Record set:
..........

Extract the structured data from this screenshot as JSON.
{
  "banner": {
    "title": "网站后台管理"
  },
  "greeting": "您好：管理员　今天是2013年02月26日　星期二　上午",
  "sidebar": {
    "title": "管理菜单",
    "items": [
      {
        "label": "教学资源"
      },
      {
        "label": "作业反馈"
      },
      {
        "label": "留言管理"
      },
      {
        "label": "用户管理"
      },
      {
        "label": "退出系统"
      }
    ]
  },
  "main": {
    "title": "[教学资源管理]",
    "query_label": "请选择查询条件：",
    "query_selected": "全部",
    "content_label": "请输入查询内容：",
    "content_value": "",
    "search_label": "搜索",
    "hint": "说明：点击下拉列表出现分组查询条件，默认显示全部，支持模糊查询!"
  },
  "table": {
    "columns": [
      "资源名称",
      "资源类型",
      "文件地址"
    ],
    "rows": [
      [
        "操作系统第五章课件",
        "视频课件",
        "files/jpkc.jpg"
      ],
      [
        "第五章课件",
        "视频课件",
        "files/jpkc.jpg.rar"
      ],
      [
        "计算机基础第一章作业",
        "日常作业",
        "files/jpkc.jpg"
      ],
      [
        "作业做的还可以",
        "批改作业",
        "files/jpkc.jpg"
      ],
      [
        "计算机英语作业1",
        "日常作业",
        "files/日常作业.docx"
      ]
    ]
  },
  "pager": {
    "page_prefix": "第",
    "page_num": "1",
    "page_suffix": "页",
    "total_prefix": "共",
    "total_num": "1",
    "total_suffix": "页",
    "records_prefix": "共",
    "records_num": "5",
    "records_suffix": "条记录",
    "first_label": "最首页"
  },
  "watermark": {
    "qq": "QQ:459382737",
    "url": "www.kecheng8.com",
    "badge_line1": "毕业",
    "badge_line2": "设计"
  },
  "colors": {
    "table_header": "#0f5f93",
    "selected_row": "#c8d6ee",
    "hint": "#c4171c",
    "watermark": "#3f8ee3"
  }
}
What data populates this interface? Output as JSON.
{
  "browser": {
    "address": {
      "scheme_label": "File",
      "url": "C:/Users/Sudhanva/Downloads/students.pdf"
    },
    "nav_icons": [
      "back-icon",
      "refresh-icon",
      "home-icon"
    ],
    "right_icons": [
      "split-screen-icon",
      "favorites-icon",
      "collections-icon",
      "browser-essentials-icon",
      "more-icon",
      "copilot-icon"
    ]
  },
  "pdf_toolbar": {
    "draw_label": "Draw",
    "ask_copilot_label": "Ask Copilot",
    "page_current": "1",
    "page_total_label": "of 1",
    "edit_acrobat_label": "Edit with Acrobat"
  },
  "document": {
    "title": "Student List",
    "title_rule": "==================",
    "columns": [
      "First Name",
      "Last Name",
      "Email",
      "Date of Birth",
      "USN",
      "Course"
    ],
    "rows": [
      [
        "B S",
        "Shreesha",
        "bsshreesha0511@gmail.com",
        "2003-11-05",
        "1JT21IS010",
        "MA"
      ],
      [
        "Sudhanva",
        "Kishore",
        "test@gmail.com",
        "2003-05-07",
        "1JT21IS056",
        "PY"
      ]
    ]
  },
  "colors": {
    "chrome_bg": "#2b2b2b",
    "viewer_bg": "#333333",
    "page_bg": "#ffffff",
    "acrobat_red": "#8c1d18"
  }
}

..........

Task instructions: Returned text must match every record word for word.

Solved problem:
Extract the structured data from this screenshot as JSON.
{
  "banner": {
    "title": "网站后台管理"
  },
  "greeting": "您好：管理员　今天是2013年02月26日　星期二　上午",
  "sidebar": {
    "title": "管理菜单",
    "items": [
      {
        "label": "教学资源"
      },
      {
        "label": "作业反馈"
      },
      {
        "label": "留言管理"
      },
      {
        "label": "用户管理"
      },
      {
        "label": "退出系统"
      }
    ]
  },
  "main": {
    "title": "[教学资源管理]",
    "query_label": "请选择查询条件：",
    "query_selected": "全部",
    "content_label": "请输入查询内容：",
    "content_value": "",
    "search_label": "搜索",
    "hint": "说明：点击下拉列表出现分组查询条件，默认显示全部，支持模糊查询!"
  },
  "table": {
    "columns": [
      "资源名称",
      "资源类型",
      "文件地址"
    ],
    "rows": [
      [
        "操作系统第五章课件",
        "视频课件",
        "files/jpkc.jpg"
      ],
      [
        "第五章课件",
        "视频课件",
        "files/jpkc.jpg.rar"
      ],
      [
        "计算机基础第一章作业",
        "日常作业",
        "files/jpkc.jpg"
      ],
      [
        "作业做的还可以",
        "批改作业",
        "files/jpkc.jpg"
      ],
      [
        "计算机英语作业1",
        "日常作业",
        "files/日常作业.docx"
      ]
    ]
  },
  "pager": {
    "page_prefix": "第",
    "page_num": "1",
    "page_suffix": "页",
    "total_prefix": "共",
    "total_num": "1",
    "total_suffix": "页",
    "records_prefix": "共",
    "records_num": "5",
    "records_suffix": "条记录",
    "first_label": "最首页"
  },
  "watermark": {
    "qq": "QQ:459382737",
    "url": "www.kecheng8.com",
    "badge_line1": "毕业",
    "badge_line2": "设计"
  },
  "colors": {
    "table_header": "#0f5f93",
    "selected_row": "#c8d6ee",
    "hint": "#c4171c",
    "watermark": "#3f8ee3"
  }
}
What data populates this interface? Output as JSON.
{
  "browser": {
    "address": {
      "scheme_label": "File",
      "url": "C:/Users/Sudhanva/Downloads/students.pdf"
    },
    "nav_icons": [
      "back-icon",
      "refresh-icon",
      "home-icon"
    ],
    "right_icons": [
      "split-screen-icon",
      "favorites-icon",
      "collections-icon",
      "browser-essentials-icon",
      "more-icon",
      "copilot-icon"
    ]
  },
  "pdf_toolbar": {
    "draw_label": "Draw",
    "ask_copilot_label": "Ask Copilot",
    "page_current": "1",
    "page_total_label": "of 1",
    "edit_acrobat_label": "Edit with Acrobat"
  },
  "document": {
    "title": "Student List",
    "title_rule": "==================",
    "columns": [
      "First Name",
      "Last Name",
      "Email",
      "Date of Birth",
      "USN",
      "Course"
    ],
    "rows": [
      [
        "B S",
        "Shreesha",
        "bsshreesha0511@gmail.com",
        "2003-11-05",
        "1JT21IS010",
        "MA"
      ],
      [
        "Sudhanva",
        "Kishore",
        "test@gmail.com",
        "2003-05-07",
        "1JT21IS056",
        "PY"
      ]
    ]
  },
  "colors": {
    "chrome_bg": "#2b2b2b",
    "viewer_bg": "#333333",
    "page_bg": "#ffffff",
    "acrobat_red": "#8c1d18"
  }
}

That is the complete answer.